**Directions for this task**
Your response must consist of the listing below, repeated exactly.

(Entries provided)

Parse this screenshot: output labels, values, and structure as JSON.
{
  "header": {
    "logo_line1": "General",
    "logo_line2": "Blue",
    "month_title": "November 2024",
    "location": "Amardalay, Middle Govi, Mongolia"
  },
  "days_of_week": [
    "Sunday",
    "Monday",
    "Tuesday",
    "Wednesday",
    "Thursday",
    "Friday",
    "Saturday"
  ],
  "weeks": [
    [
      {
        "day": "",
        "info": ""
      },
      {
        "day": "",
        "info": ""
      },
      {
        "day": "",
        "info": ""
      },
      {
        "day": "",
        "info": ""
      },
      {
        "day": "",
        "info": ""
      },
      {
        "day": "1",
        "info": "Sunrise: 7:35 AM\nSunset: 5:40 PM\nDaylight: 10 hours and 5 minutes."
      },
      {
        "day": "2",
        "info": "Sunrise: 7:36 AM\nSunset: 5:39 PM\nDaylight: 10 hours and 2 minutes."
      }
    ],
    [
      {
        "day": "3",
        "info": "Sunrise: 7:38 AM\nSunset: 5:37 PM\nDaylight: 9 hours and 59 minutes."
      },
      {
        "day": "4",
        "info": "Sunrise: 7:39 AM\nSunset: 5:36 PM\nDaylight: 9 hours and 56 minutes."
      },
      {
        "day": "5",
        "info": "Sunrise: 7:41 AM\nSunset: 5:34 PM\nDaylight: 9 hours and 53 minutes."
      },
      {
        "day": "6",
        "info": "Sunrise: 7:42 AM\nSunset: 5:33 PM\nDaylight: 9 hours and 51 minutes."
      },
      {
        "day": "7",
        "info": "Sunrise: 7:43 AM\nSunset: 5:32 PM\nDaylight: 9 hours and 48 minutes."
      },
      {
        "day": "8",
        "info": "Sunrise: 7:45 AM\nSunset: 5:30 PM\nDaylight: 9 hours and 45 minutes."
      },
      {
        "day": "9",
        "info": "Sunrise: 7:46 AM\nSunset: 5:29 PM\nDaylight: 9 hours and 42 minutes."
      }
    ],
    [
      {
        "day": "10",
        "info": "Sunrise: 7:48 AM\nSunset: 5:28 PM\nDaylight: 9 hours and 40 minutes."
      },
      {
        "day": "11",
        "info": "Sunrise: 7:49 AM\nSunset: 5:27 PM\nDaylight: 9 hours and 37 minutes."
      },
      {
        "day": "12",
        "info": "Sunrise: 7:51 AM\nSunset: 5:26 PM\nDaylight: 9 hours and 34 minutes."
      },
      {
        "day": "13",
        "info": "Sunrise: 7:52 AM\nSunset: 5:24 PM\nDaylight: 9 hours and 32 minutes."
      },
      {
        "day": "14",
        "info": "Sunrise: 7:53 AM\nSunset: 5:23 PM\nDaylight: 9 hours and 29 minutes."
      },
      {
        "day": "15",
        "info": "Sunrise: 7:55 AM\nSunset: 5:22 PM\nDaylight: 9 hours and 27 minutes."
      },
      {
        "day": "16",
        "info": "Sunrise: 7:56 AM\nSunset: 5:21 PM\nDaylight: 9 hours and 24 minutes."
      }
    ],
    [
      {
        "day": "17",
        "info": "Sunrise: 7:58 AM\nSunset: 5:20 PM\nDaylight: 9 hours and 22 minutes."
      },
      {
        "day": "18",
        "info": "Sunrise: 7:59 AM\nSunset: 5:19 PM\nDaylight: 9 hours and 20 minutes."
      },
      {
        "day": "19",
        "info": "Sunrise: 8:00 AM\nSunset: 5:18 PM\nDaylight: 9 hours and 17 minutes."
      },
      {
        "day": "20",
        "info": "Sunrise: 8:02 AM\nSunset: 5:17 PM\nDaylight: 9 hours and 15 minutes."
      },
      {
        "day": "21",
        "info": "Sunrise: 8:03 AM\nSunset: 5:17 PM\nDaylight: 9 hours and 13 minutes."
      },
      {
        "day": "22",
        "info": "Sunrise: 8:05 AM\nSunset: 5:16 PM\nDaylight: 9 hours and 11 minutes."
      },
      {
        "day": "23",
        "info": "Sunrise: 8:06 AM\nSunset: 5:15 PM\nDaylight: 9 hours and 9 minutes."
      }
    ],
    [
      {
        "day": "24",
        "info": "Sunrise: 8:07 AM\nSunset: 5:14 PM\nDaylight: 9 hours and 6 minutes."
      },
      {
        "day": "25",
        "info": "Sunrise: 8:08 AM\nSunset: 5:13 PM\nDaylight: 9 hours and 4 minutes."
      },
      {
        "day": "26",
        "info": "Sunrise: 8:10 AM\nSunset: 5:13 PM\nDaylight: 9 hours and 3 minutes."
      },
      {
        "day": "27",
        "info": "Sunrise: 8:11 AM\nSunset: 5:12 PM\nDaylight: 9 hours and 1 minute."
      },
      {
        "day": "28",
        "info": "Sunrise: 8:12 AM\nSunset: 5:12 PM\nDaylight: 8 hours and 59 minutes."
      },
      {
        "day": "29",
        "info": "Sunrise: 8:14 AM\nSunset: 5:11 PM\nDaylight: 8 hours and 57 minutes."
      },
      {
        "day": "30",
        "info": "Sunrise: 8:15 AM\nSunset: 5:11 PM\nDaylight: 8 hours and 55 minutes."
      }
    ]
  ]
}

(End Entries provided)

**Response**
Parse this screenshot: output labels, values, and structure as JSON.
{
  "header": {
    "logo_line1": "General",
    "logo_line2": "Blue",
    "month_title": "November 2024",
    "location": "Amardalay, Middle Govi, Mongolia"
  },
  "days_of_week": [
    "Sunday",
    "Monday",
    "Tuesday",
    "Wednesday",
    "Thursday",
    "Friday",
    "Saturday"
  ],
  "weeks": [
    [
      {
        "day": "",
        "info": ""
      },
      {
        "day": "",
        "info": ""
      },
      {
        "day": "",
        "info": ""
      },
      {
        "day": "",
        "info": ""
      },
      {
        "day": "",
        "info": ""
      },
      {
        "day": "1",
        "info": "Sunrise: 7:35 AM\nSunset: 5:40 PM\nDaylight: 10 hours and 5 minutes."
      },
      {
        "day": "2",
        "info": "Sunrise: 7:36 AM\nSunset: 5:39 PM\nDaylight: 10 hours and 2 minutes."
      }
    ],
    [
      {
        "day": "3",
        "info": "Sunrise: 7:38 AM\nSunset: 5:37 PM\nDaylight: 9 hours and 59 minutes."
      },
      {
        "day": "4",
        "info": "Sunrise: 7:39 AM\nSunset: 5:36 PM\nDaylight: 9 hours and 56 minutes."
      },
      {
        "day": "5",
        "info": "Sunrise: 7:41 AM\nSunset: 5:34 PM\nDaylight: 9 hours and 53 minutes."
      },
      {
        "day": "6",
        "info": "Sunrise: 7:42 AM\nSunset: 5:33 PM\nDaylight: 9 hours and 51 minutes."
      },
      {
        "day": "7",
        "info": "Sunrise: 7:43 AM\nSunset: 5:32 PM\nDaylight: 9 hours and 48 minutes."
      },
      {
        "day": "8",
        "info": "Sunrise: 7:45 AM\nSunset: 5:30 PM\nDaylight: 9 hours and 45 minutes."
      },
      {
        "day": "9",
        "info": "Sunrise: 7:46 AM\nSunset: 5:29 PM\nDaylight: 9 hours and 42 minutes."
      }
    ],
    [
      {
        "day": "10",
        "info": "Sunrise: 7:48 AM\nSunset: 5:28 PM\nDaylight: 9 hours and 40 minutes."
      },
      {
        "day": "11",
        "info": "Sunrise: 7:49 AM\nSunset: 5:27 PM\nDaylight: 9 hours and 37 minutes."
      },
      {
        "day": "12",
        "info": "Sunrise: 7:51 AM\nSunset: 5:26 PM\nDaylight: 9 hours and 34 minutes."
      },
      {
        "day": "13",
        "info": "Sunrise: 7:52 AM\nSunset: 5:24 PM\nDaylight: 9 hours and 32 minutes."
      },
      {
        "day": "14",
        "info": "Sunrise: 7:53 AM\nSunset: 5:23 PM\nDaylight: 9 hours and 29 minutes."
      },
      {
        "day": "15",
        "info": "Sunrise: 7:55 AM\nSunset: 5:22 PM\nDaylight: 9 hours and 27 minutes."
      },
      {
        "day": "16",
        "info": "Sunrise: 7:56 AM\nSunset: 5:21 PM\nDaylight: 9 hours and 24 minutes."
      }
    ],
    [
      {
        "day": "17",
        "info": "Sunrise: 7:58 AM\nSunset: 5:20 PM\nDaylight: 9 hours and 22 minutes."
      },
      {
        "day": "18",
        "info": "Sunrise: 7:59 AM\nSunset: 5:19 PM\nDaylight: 9 hours and 20 minutes."
      },
      {
        "day": "19",
        "info": "Sunrise: 8:00 AM\nSunset: 5:18 PM\nDaylight: 9 hours and 17 minutes."
      },
      {
        "day": "20",
        "info": "Sunrise: 8:02 AM\nSunset: 5:17 PM\nDaylight: 9 hours and 15 minutes."
      },
      {
        "day": "21",
        "info": "Sunrise: 8:03 AM\nSunset: 5:17 PM\nDaylight: 9 hours and 13 minutes."
      },
      {
        "day": "22",
        "info": "Sunrise: 8:05 AM\nSunset: 5:16 PM\nDaylight: 9 hours and 11 minutes."
      },
      {
        "day": "23",
        "info": "Sunrise: 8:06 AM\nSunset: 5:15 PM\nDaylight: 9 hours and 9 minutes."
      }
    ],
    [
      {
        "day": "24",
        "info": "Sunrise: 8:07 AM\nSunset: 5:14 PM\nDaylight: 9 hours and 6 minutes."
      },
      {
        "day": "25",
        "info": "Sunrise: 8:08 AM\nSunset: 5:13 PM\nDaylight: 9 hours and 4 minutes."
      },
      {
        "day": "26",
        "info": "Sunrise: 8:10 AM\nSunset: 5:13 PM\nDaylight: 9 hours and 3 minutes."
      },
      {
        "day": "27",
        "info": "Sunrise: 8:11 AM\nSunset: 5:12 PM\nDaylight: 9 hours and 1 minute."
      },
      {
        "day": "28",
        "info": "Sunrise: 8:12 AM\nSunset: 5:12 PM\nDaylight: 8 hours and 59 minutes."
      },
      {
        "day": "29",
        "info": "Sunrise: 8:14 AM\nSunset: 5:11 PM\nDaylight: 8 hours and 57 minutes."
      },
      {
        "day": "30",
        "info": "Sunrise: 8:15 AM\nSunset: 5:11 PM\nDaylight: 8 hours and 55 minutes."
      }
    ]
  ]
}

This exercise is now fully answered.